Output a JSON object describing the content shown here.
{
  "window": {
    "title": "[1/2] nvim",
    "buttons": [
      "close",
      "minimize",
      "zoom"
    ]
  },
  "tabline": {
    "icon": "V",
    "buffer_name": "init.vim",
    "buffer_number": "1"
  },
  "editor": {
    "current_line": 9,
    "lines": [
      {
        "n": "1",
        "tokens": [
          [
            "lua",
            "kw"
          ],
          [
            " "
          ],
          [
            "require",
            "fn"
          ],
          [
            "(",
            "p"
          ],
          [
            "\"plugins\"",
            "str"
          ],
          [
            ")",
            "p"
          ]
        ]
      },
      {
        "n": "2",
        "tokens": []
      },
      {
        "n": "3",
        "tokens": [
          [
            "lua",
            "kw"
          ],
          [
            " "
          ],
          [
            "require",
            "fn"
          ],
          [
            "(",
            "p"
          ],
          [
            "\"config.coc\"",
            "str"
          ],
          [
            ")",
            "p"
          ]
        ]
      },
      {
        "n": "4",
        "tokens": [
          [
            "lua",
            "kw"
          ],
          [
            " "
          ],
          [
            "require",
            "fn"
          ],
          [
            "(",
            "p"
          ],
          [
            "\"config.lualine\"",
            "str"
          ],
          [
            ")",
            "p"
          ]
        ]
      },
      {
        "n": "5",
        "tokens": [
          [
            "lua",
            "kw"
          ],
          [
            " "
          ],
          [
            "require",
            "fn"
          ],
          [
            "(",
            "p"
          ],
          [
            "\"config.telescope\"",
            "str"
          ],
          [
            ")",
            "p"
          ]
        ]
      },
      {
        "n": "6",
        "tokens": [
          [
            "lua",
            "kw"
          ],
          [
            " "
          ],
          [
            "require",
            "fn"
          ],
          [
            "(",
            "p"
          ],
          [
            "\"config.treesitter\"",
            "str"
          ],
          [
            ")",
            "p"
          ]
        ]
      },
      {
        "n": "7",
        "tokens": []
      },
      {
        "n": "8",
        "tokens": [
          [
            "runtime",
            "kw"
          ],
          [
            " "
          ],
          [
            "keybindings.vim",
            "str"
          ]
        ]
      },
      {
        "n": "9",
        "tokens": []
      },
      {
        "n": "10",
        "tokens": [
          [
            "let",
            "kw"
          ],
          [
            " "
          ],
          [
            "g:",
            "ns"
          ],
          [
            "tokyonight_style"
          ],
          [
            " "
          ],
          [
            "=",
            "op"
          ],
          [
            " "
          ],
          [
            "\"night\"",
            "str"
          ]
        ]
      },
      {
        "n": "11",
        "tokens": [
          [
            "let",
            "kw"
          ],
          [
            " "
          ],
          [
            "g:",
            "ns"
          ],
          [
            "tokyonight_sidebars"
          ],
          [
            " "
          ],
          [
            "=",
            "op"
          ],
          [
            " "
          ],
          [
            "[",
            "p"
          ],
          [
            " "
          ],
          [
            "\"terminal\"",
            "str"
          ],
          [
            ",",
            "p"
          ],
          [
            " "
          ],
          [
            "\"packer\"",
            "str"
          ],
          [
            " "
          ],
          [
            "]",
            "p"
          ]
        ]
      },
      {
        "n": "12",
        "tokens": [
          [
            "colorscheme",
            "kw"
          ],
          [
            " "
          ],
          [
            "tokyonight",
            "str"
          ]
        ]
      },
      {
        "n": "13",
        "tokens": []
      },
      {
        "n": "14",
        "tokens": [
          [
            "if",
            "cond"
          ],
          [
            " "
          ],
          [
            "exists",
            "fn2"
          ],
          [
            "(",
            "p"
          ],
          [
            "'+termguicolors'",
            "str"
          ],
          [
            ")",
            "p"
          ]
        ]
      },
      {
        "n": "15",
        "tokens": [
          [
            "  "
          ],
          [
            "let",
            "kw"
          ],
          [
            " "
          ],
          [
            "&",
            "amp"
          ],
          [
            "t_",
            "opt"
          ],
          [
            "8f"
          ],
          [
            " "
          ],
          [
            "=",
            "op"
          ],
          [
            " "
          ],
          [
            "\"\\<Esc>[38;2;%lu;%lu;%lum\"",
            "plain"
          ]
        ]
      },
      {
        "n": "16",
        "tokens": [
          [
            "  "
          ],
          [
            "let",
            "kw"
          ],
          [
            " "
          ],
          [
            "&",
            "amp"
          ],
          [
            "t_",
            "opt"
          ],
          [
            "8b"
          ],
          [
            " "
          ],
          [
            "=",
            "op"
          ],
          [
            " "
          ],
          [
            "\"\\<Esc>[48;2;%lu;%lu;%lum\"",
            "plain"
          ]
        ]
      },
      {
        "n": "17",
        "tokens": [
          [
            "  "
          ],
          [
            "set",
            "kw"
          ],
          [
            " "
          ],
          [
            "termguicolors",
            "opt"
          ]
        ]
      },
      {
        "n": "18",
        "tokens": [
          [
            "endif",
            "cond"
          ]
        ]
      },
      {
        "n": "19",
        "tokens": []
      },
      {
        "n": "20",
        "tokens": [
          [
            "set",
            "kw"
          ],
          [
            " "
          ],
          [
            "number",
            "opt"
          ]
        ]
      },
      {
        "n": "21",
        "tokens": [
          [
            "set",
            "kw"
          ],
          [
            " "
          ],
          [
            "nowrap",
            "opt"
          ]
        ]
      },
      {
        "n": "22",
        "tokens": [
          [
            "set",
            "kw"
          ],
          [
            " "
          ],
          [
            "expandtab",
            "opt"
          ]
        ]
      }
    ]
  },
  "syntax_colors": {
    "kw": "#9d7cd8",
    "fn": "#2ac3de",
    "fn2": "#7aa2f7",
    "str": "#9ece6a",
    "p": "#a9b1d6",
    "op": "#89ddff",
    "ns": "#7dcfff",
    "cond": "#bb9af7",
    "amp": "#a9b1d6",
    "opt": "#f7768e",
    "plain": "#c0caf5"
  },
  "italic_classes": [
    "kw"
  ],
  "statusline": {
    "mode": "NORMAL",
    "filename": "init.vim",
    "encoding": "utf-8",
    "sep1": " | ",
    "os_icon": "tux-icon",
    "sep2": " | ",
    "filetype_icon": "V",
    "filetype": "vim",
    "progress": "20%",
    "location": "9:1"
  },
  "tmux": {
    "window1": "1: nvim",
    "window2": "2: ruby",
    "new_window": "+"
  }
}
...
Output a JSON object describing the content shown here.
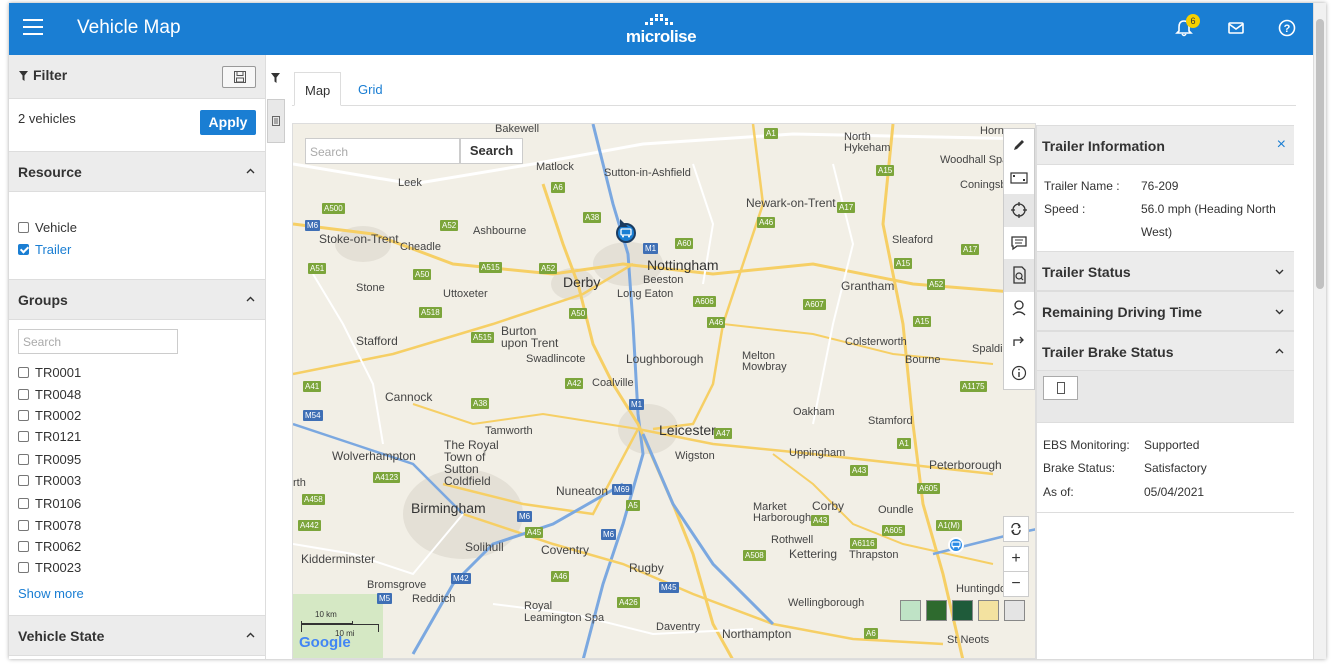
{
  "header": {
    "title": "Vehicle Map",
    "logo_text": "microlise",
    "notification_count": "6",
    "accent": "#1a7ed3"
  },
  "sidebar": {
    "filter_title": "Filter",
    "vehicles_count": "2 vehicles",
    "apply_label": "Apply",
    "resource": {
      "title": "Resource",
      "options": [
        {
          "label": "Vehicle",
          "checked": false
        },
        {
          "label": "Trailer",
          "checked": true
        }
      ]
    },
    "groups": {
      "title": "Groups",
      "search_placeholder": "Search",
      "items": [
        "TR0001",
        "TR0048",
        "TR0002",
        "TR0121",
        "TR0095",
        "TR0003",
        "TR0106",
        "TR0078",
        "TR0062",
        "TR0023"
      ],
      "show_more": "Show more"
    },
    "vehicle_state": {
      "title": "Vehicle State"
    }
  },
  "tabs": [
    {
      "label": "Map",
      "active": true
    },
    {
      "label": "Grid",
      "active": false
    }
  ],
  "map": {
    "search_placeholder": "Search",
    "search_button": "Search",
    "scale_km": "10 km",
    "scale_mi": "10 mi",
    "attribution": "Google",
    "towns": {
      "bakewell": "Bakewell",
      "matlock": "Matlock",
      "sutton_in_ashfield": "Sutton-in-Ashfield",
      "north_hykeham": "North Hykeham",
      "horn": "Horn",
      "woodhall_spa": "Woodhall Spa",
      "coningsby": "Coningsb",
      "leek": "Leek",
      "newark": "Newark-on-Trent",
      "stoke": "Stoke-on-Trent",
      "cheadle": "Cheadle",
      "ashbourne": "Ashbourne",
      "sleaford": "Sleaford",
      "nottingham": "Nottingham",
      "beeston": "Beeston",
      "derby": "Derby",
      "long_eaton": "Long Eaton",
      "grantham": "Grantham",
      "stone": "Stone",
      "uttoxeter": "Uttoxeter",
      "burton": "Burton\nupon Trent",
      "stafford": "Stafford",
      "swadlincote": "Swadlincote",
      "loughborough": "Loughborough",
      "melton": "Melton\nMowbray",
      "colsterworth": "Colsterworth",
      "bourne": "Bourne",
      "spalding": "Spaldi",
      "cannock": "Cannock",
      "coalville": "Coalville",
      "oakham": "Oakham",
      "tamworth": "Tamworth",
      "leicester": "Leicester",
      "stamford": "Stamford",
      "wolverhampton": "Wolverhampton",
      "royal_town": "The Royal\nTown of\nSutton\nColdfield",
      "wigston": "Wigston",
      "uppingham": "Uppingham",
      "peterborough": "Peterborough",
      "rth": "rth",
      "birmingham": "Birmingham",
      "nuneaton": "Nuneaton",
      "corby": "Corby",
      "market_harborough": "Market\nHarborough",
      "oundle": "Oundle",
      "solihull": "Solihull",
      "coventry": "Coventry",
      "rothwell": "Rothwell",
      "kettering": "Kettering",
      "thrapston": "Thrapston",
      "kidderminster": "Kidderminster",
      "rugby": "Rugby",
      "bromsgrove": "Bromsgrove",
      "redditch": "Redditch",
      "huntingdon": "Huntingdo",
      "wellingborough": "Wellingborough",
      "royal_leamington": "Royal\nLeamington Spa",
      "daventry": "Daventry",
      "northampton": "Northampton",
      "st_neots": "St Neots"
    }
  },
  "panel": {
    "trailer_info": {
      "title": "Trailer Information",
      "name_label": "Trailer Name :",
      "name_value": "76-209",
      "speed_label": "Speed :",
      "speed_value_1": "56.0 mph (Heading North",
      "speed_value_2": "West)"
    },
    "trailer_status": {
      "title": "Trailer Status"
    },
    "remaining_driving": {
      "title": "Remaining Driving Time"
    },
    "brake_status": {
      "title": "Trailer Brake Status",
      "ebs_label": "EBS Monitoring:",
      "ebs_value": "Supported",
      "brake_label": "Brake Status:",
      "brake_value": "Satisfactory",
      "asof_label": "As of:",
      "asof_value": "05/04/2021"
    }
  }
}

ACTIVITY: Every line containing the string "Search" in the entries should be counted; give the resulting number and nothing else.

ANSWER BOX: 3